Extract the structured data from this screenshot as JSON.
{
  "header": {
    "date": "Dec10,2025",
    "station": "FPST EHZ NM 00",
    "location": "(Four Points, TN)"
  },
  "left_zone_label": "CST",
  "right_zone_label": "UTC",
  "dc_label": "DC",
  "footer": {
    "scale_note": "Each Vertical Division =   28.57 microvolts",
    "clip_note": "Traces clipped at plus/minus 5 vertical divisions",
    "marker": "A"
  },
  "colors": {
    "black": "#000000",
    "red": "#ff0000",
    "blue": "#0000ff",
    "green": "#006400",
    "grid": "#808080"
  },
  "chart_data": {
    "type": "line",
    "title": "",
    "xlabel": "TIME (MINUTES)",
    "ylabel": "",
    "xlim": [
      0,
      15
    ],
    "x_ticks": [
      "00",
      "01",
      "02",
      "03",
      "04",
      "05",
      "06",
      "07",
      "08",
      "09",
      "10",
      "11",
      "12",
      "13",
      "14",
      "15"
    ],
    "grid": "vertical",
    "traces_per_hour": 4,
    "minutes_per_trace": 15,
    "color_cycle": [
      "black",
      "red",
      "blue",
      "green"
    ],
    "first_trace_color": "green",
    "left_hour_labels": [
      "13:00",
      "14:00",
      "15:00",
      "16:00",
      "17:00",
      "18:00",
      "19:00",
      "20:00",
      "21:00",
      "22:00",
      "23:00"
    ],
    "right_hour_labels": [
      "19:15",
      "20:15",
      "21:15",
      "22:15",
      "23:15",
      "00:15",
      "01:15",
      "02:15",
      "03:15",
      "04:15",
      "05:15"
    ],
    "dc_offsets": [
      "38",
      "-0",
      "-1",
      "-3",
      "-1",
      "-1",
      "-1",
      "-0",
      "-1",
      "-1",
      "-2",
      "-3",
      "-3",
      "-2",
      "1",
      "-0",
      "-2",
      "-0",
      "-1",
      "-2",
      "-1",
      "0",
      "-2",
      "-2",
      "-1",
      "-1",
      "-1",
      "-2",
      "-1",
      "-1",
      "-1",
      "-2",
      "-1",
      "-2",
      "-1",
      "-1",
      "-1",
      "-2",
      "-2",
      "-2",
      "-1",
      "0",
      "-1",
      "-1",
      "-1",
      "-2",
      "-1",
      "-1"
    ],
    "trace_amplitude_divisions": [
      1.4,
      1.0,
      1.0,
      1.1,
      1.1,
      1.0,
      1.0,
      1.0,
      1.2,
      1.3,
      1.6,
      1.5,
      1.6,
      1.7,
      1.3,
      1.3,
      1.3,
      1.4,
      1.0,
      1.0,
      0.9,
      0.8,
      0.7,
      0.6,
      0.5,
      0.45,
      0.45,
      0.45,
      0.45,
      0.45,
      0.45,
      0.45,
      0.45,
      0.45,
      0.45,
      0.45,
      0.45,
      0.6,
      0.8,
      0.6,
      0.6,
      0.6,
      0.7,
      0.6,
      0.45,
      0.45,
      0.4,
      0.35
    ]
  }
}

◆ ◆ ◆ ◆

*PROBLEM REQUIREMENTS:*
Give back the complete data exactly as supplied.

*TASK ANSWER:*
Extract the structured data from this screenshot as JSON.
{
  "header": {
    "date": "Dec10,2025",
    "station": "FPST EHZ NM 00",
    "location": "(Four Points, TN)"
  },
  "left_zone_label": "CST",
  "right_zone_label": "UTC",
  "dc_label": "DC",
  "footer": {
    "scale_note": "Each Vertical Division =   28.57 microvolts",
    "clip_note": "Traces clipped at plus/minus 5 vertical divisions",
    "marker": "A"
  },
  "colors": {
    "black": "#000000",
    "red": "#ff0000",
    "blue": "#0000ff",
    "green": "#006400",
    "grid": "#808080"
  },
  "chart_data": {
    "type": "line",
    "title": "",
    "xlabel": "TIME (MINUTES)",
    "ylabel": "",
    "xlim": [
      0,
      15
    ],
    "x_ticks": [
      "00",
      "01",
      "02",
      "03",
      "04",
      "05",
      "06",
      "07",
      "08",
      "09",
      "10",
      "11",
      "12",
      "13",
      "14",
      "15"
    ],
    "grid": "vertical",
    "traces_per_hour": 4,
    "minutes_per_trace": 15,
    "color_cycle": [
      "black",
      "red",
      "blue",
      "green"
    ],
    "first_trace_color": "green",
    "left_hour_labels": [
      "13:00",
      "14:00",
      "15:00",
      "16:00",
      "17:00",
      "18:00",
      "19:00",
      "20:00",
      "21:00",
      "22:00",
      "23:00"
    ],
    "right_hour_labels": [
      "19:15",
      "20:15",
      "21:15",
      "22:15",
      "23:15",
      "00:15",
      "01:15",
      "02:15",
      "03:15",
      "04:15",
      "05:15"
    ],
    "dc_offsets": [
      "38",
      "-0",
      "-1",
      "-3",
      "-1",
      "-1",
      "-1",
      "-0",
      "-1",
      "-1",
      "-2",
      "-3",
      "-3",
      "-2",
      "1",
      "-0",
      "-2",
      "-0",
      "-1",
      "-2",
      "-1",
      "0",
      "-2",
      "-2",
      "-1",
      "-1",
      "-1",
      "-2",
      "-1",
      "-1",
      "-1",
      "-2",
      "-1",
      "-2",
      "-1",
      "-1",
      "-1",
      "-2",
      "-2",
      "-2",
      "-1",
      "0",
      "-1",
      "-1",
      "-1",
      "-2",
      "-1",
      "-1"
    ],
    "trace_amplitude_divisions": [
      1.4,
      1.0,
      1.0,
      1.1,
      1.1,
      1.0,
      1.0,
      1.0,
      1.2,
      1.3,
      1.6,
      1.5,
      1.6,
      1.7,
      1.3,
      1.3,
      1.3,
      1.4,
      1.0,
      1.0,
      0.9,
      0.8,
      0.7,
      0.6,
      0.5,
      0.45,
      0.45,
      0.45,
      0.45,
      0.45,
      0.45,
      0.45,
      0.45,
      0.45,
      0.45,
      0.45,
      0.45,
      0.6,
      0.8,
      0.6,
      0.6,
      0.6,
      0.7,
      0.6,
      0.45,
      0.45,
      0.4,
      0.35
    ]
  }
}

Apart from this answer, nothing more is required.